### Aim of the task
Please restate the data word for word.

Saved entries
::::
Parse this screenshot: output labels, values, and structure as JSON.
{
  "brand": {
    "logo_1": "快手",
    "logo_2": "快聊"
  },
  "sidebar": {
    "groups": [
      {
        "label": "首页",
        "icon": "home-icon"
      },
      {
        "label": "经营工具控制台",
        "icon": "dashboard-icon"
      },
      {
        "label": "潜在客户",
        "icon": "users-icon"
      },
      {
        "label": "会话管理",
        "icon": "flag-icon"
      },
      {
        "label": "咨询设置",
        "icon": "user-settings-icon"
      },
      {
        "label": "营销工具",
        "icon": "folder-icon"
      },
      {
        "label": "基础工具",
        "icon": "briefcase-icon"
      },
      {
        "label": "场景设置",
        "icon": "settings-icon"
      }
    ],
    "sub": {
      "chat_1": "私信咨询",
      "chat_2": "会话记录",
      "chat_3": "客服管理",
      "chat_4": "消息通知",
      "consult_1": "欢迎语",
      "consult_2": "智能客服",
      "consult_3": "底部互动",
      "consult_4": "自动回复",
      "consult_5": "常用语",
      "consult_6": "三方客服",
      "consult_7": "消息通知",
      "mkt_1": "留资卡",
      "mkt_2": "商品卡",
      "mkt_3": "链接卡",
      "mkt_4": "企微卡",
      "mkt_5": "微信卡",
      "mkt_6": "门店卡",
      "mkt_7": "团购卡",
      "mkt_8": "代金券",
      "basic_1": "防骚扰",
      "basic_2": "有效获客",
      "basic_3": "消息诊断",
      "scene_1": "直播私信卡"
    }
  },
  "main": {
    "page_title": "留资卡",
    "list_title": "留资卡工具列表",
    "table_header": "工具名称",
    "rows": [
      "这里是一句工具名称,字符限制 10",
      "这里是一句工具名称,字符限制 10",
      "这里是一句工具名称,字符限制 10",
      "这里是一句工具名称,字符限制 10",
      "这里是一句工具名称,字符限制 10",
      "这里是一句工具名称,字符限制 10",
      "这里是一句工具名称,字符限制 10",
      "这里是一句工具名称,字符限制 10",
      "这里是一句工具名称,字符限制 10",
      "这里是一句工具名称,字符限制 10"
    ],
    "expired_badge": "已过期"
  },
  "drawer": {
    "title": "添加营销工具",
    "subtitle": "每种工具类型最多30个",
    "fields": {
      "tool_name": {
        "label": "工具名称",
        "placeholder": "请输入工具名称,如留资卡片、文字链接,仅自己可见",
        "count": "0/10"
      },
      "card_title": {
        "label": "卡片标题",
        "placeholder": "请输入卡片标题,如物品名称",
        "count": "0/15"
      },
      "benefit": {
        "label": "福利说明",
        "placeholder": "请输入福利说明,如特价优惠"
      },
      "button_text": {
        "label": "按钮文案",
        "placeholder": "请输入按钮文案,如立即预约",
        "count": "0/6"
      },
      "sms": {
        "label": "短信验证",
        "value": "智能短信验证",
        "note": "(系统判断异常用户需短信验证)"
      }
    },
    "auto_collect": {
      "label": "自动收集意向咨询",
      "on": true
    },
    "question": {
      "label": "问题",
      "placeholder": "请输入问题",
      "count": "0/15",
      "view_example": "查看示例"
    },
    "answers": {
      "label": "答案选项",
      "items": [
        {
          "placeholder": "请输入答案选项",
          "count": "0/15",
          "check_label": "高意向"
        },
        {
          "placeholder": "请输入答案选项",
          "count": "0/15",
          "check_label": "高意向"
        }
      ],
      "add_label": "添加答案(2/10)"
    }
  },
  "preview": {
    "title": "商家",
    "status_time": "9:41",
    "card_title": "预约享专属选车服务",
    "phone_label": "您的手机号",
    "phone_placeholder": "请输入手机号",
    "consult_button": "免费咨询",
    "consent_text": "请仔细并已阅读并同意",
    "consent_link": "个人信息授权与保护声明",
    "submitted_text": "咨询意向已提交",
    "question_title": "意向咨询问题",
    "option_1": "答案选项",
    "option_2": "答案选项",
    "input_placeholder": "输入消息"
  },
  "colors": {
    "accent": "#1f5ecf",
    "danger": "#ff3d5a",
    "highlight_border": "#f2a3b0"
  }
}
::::
### Result of the task
Parse this screenshot: output labels, values, and structure as JSON.
{
  "brand": {
    "logo_1": "快手",
    "logo_2": "快聊"
  },
  "sidebar": {
    "groups": [
      {
        "label": "首页",
        "icon": "home-icon"
      },
      {
        "label": "经营工具控制台",
        "icon": "dashboard-icon"
      },
      {
        "label": "潜在客户",
        "icon": "users-icon"
      },
      {
        "label": "会话管理",
        "icon": "flag-icon"
      },
      {
        "label": "咨询设置",
        "icon": "user-settings-icon"
      },
      {
        "label": "营销工具",
        "icon": "folder-icon"
      },
      {
        "label": "基础工具",
        "icon": "briefcase-icon"
      },
      {
        "label": "场景设置",
        "icon": "settings-icon"
      }
    ],
    "sub": {
      "chat_1": "私信咨询",
      "chat_2": "会话记录",
      "chat_3": "客服管理",
      "chat_4": "消息通知",
      "consult_1": "欢迎语",
      "consult_2": "智能客服",
      "consult_3": "底部互动",
      "consult_4": "自动回复",
      "consult_5": "常用语",
      "consult_6": "三方客服",
      "consult_7": "消息通知",
      "mkt_1": "留资卡",
      "mkt_2": "商品卡",
      "mkt_3": "链接卡",
      "mkt_4": "企微卡",
      "mkt_5": "微信卡",
      "mkt_6": "门店卡",
      "mkt_7": "团购卡",
      "mkt_8": "代金券",
      "basic_1": "防骚扰",
      "basic_2": "有效获客",
      "basic_3": "消息诊断",
      "scene_1": "直播私信卡"
    }
  },
  "main": {
    "page_title": "留资卡",
    "list_title": "留资卡工具列表",
    "table_header": "工具名称",
    "rows": [
      "这里是一句工具名称,字符限制 10",
      "这里是一句工具名称,字符限制 10",
      "这里是一句工具名称,字符限制 10",
      "这里是一句工具名称,字符限制 10",
      "这里是一句工具名称,字符限制 10",
      "这里是一句工具名称,字符限制 10",
      "这里是一句工具名称,字符限制 10",
      "这里是一句工具名称,字符限制 10",
      "这里是一句工具名称,字符限制 10",
      "这里是一句工具名称,字符限制 10"
    ],
    "expired_badge": "已过期"
  },
  "drawer": {
    "title": "添加营销工具",
    "subtitle": "每种工具类型最多30个",
    "fields": {
      "tool_name": {
        "label": "工具名称",
        "placeholder": "请输入工具名称,如留资卡片、文字链接,仅自己可见",
        "count": "0/10"
      },
      "card_title": {
        "label": "卡片标题",
        "placeholder": "请输入卡片标题,如物品名称",
        "count": "0/15"
      },
      "benefit": {
        "label": "福利说明",
        "placeholder": "请输入福利说明,如特价优惠"
      },
      "button_text": {
        "label": "按钮文案",
        "placeholder": "请输入按钮文案,如立即预约",
        "count": "0/6"
      },
      "sms": {
        "label": "短信验证",
        "value": "智能短信验证",
        "note": "(系统判断异常用户需短信验证)"
      }
    },
    "auto_collect": {
      "label": "自动收集意向咨询",
      "on": true
    },
    "question": {
      "label": "问题",
      "placeholder": "请输入问题",
      "count": "0/15",
      "view_example": "查看示例"
    },
    "answers": {
      "label": "答案选项",
      "items": [
        {
          "placeholder": "请输入答案选项",
          "count": "0/15",
          "check_label": "高意向"
        },
        {
          "placeholder": "请输入答案选项",
          "count": "0/15",
          "check_label": "高意向"
        }
      ],
      "add_label": "添加答案(2/10)"
    }
  },
  "preview": {
    "title": "商家",
    "status_time": "9:41",
    "card_title": "预约享专属选车服务",
    "phone_label": "您的手机号",
    "phone_placeholder": "请输入手机号",
    "consult_button": "免费咨询",
    "consent_text": "请仔细并已阅读并同意",
    "consent_link": "个人信息授权与保护声明",
    "submitted_text": "咨询意向已提交",
    "question_title": "意向咨询问题",
    "option_1": "答案选项",
    "option_2": "答案选项",
    "input_placeholder": "输入消息"
  },
  "colors": {
    "accent": "#1f5ecf",
    "danger": "#ff3d5a",
    "highlight_border": "#f2a3b0"
  }
}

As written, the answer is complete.